Alternate Title: "How to start a collaborative writing project or die trying,"
Step 1: Lock yourself in your office, fire up Emacs, and write an initial draft from beginning to end yourself.
Step 2: Post it on the Internet.
Step 3: Encourage contributions and hands on feedback from your collaborators. Have a piece of cake.
You may thing that I'm kidding, but it's true. I think there's a misconception that the way to write something with other people follows a path that might look like: having a meeting to establish the common goals and an outline of what needs to get said, and then another meeting to divide up who is going to write want, and then people go back and write their little parts, and then you mash them all up and everyone rewrites their part till it meshes with the other parts, and then you pray it says what you need it to say, and doesn't need further revising--except it sort of dose, so you repeat the whole process over again, to revise the text, except with editing instead of writing. And because each stage requires endless conversation, when you don't have the benefit of face-to-face meetings, things can take a long time: so long, in fact, that most people will have probably lost interest long before something has been written. The short of it is that this method, though very democratic and open seeming, isn't.
I think there's a fear, that when a single person puts a lot of individual energy into a text (or any kind of project, really,) and doesn't consult with collaborators at every turn that it somehow becomes not a collaboration. This is emphatically not true. There is significant difference between endless group process and the collection of meaningful feedback; a real distinction between a text created with a process that involves many people, and a text that many people can agree represents their interest, purposes, and needs.
I think, though I'm not certain, that one could replace the words "writing" and "text" in the above, with "programing" and "code" but I don't know for sure.

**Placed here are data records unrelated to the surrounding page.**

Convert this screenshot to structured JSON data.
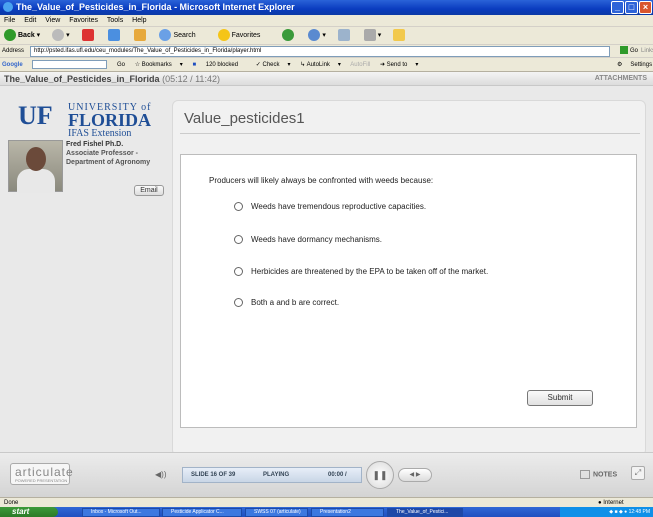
{
  "window": {
    "title": "The_Value_of_Pesticides_in_Florida - Microsoft Internet Explorer"
  },
  "menu": [
    "File",
    "Edit",
    "View",
    "Favorites",
    "Tools",
    "Help"
  ],
  "toolbar": {
    "back": "Back",
    "search": "Search",
    "favorites": "Favorites"
  },
  "address": {
    "label": "Address",
    "url": "http://psted.ifas.ufl.edu/ceu_modules/The_Value_of_Pesticides_in_Florida/player.html",
    "go": "Go",
    "links": "Links"
  },
  "googlebar": {
    "logo": "Google",
    "go": "Go",
    "bookmarks": "Bookmarks",
    "blocked": "120 blocked",
    "check": "Check",
    "autolink": "AutoLink",
    "autofill": "AutoFill",
    "sendto": "Send to",
    "settings": "Settings"
  },
  "player": {
    "course_title": "The_Value_of_Pesticides_in_Florida",
    "time": "(05:12 / 11:42)",
    "attachments": "ATTACHMENTS"
  },
  "sidebar": {
    "uf": "UF",
    "university_of": "UNIVERSITY of",
    "florida": "FLORIDA",
    "ifas": "IFAS Extension",
    "presenter_name": "Fred Fishel Ph.D.",
    "presenter_title1": "Associate Professor -",
    "presenter_title2": "Department of Agronomy",
    "email": "Email"
  },
  "slide": {
    "title": "Value_pesticides1",
    "question": "Producers will likely always be confronted with weeds because:",
    "options": [
      "Weeds have tremendous reproductive capacities.",
      "Weeds have dormancy mechanisms.",
      "Herbicides are threatened by the EPA to be taken off of the market.",
      "Both a and b are correct."
    ],
    "submit": "Submit"
  },
  "controls": {
    "articulate": "articulate",
    "articulate_sub": "POWERED PRESENTATION",
    "slide_counter": "SLIDE 16 OF 39",
    "status": "PLAYING",
    "elapsed": "00:00 /",
    "notes": "NOTES"
  },
  "statusbar": {
    "left": "Done",
    "zone": "Internet"
  },
  "taskbar": {
    "start": "start",
    "tasks": [
      "Inbox - Microsoft Out...",
      "Pesticide Applicator C...",
      "SWSS 07 (articulate)",
      "Presentation2",
      "The_Value_of_Pestici..."
    ],
    "clock": "12:48 PM"
  }
}
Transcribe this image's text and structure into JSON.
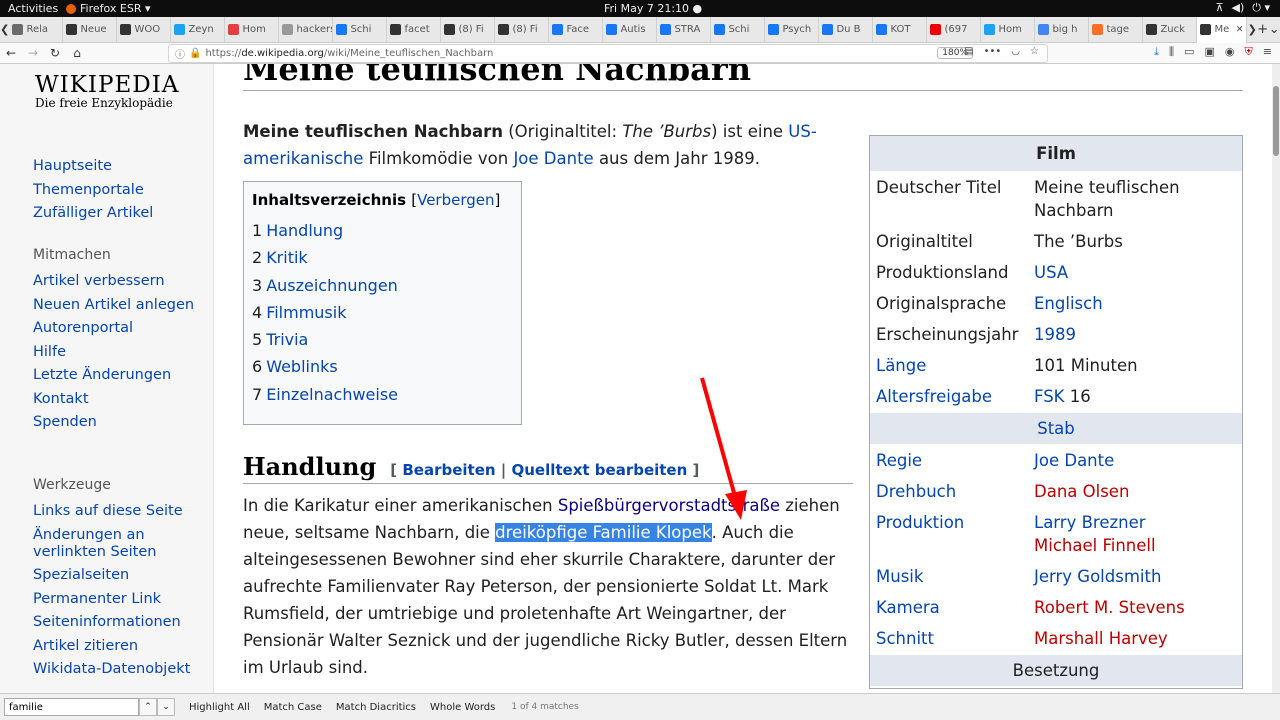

At work, I have a moto: "you can't edit it if it doesn't exist yet." The more interesting thing, I think, in every context is when you go off into your own office, fire up the emacs, write something, and then say "so how does this look?" People sometimes say, "nice, but you used 'setup' as a verb in the third paragraph," or "ok, but you left out a section about flux capacitors in section two, and I think that's crucial for understanding most of section three," but these are problems that are fairly easily addressed.
Now it could be the case that I'm just that awesome (unlikely), but I think it boils down to the fact that most people don't understand how to make texts. I also think that a lot of "group process," can be obsoleted by an individual who can produce something, and has a good sense of the group's desires, and who knows how to check in with various group members at the right moments. While these skills can be listed quite effectively, and it's true that there is no rocket science involved: some things are easier said than done.
Not every collaboration works, and there are a lot of variables at play in any situation where a group of people must come together to make something, but in nearly every situation beginning with "hey, I want make something with you, look at this draft," is better than "I was thinking about making something with you but I wanted to get your feedback first."